Angiotensin converting enzyme gene, smoking and mortality in a population-based study

Eur J Clin Invest. 2005 Jul;35(7):444-9. doi: 10.1111/j.1365-2362.2005.01515.x.


Background: The genetic and environmental risk factors, which may influence longevity and mortality, have received much attention during more than one decade. One of the major risks for mortality is cardiovascular disease and the renin angiotensin system (RAS) plays a major role in maintaining blood pressure homeostasis. In this system, the Angiotensin Converting Enzyme (ACE) is one of the key regulators and has been studied in relation to cardiovascular disease and mortality. We aimed to evaluate if the ACE I/D polymorphism is related to total mortality in the elderly.
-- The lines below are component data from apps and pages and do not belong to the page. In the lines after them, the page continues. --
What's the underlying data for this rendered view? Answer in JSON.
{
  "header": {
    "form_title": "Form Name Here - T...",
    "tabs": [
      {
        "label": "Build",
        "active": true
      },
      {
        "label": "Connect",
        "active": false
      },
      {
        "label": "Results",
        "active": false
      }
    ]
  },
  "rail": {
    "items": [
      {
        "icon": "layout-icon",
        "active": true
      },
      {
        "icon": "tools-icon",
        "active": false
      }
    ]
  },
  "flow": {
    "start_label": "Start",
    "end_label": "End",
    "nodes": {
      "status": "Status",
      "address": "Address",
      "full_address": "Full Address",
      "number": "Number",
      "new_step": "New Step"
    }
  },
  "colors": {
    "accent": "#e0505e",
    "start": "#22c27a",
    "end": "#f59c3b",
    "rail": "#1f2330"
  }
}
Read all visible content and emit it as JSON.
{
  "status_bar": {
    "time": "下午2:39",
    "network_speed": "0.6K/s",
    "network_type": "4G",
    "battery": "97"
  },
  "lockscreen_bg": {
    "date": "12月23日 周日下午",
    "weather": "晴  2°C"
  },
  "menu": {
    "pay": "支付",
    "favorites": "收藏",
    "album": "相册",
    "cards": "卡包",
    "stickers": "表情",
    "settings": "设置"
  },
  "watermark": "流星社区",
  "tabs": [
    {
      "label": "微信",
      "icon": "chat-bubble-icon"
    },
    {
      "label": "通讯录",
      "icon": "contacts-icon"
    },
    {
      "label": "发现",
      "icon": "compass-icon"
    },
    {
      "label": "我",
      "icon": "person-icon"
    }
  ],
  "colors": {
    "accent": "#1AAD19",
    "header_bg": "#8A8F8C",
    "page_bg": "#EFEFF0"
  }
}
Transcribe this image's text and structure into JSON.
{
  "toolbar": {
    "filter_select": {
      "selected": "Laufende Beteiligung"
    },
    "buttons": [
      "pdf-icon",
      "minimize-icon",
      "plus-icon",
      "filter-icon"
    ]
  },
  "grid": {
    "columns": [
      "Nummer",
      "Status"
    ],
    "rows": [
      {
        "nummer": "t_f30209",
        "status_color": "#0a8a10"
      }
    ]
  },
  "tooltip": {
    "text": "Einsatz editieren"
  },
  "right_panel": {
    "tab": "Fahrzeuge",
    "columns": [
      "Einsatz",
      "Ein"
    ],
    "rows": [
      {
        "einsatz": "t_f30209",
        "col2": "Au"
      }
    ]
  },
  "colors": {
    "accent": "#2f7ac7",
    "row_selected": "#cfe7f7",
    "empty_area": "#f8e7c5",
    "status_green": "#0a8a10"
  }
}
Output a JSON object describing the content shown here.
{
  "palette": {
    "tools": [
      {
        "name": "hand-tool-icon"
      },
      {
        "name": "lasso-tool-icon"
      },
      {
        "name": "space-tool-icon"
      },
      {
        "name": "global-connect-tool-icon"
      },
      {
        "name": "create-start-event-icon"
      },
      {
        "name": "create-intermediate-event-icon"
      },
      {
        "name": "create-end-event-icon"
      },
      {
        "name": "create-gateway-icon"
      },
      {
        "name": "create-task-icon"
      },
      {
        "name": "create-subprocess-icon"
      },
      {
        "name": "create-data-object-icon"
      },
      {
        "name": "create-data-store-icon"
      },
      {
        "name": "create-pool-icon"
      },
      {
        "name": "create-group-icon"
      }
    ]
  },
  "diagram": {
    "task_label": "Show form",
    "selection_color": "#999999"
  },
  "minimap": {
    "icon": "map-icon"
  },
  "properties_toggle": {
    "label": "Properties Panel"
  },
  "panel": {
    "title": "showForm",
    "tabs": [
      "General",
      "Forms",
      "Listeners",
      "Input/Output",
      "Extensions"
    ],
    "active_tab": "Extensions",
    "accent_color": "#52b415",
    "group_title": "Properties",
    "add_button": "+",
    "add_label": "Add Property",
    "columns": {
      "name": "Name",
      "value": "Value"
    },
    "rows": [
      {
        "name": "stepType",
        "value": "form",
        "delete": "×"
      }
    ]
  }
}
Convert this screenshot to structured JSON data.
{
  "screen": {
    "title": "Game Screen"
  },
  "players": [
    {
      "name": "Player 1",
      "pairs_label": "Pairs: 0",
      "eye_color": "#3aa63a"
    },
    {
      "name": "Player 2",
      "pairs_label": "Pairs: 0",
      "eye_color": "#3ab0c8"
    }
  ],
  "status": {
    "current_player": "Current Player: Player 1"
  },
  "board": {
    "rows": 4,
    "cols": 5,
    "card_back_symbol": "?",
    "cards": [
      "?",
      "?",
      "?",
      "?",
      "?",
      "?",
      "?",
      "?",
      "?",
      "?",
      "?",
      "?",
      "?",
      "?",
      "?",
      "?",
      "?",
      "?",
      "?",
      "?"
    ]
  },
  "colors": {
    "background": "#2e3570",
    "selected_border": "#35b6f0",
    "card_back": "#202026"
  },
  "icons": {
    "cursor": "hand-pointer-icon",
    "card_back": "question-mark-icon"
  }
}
Materials and methods: Some 6968 elderly individuals from the Rotterdam study were genotyped for this polymorphism. Smoking was studied as a possible covariable or effect modifier. To examine the effect of the ACE genotype on mortality, a Cox proportional hazards model was fitted.

Results: Our results show an increased risk of total mortality in subjects with age at death below 65 years carriers of the DD genotype (HR 1.8, 95% CI 1.1-2.9, P = 0.016). This association was significant in total and cause specific mortality only in those who smoke (P-value < 0.001 for gene-age interaction). Our findings suggest that the ACE gene is rather associated with early mortality than with late.

Conclusions: Individuals who carry the DD genotype appear to be susceptible to early mortality if they smoke, suggesting a possible interaction between smoking and the ACE gene.

Publication types

  • Research Support, Non-U.S. Gov't

MeSH terms

  • Aged
  • Aging / genetics
  • Cardiovascular Diseases / mortality
  • Female
  • Follow-Up Studies
  • Genotype
  • Humans
  • Male
  • Middle Aged
  • Mortality*
  • Neoplasms / mortality
  • Netherlands / epidemiology
  • Peptidyl-Dipeptidase A / genetics*
  • Polymorphism, Genetic*
  • Proportional Hazards Models
  • Sex Factors
  • Smoking / genetics*
  • Smoking / mortality
  • Survival Analysis


  • Peptidyl-Dipeptidase A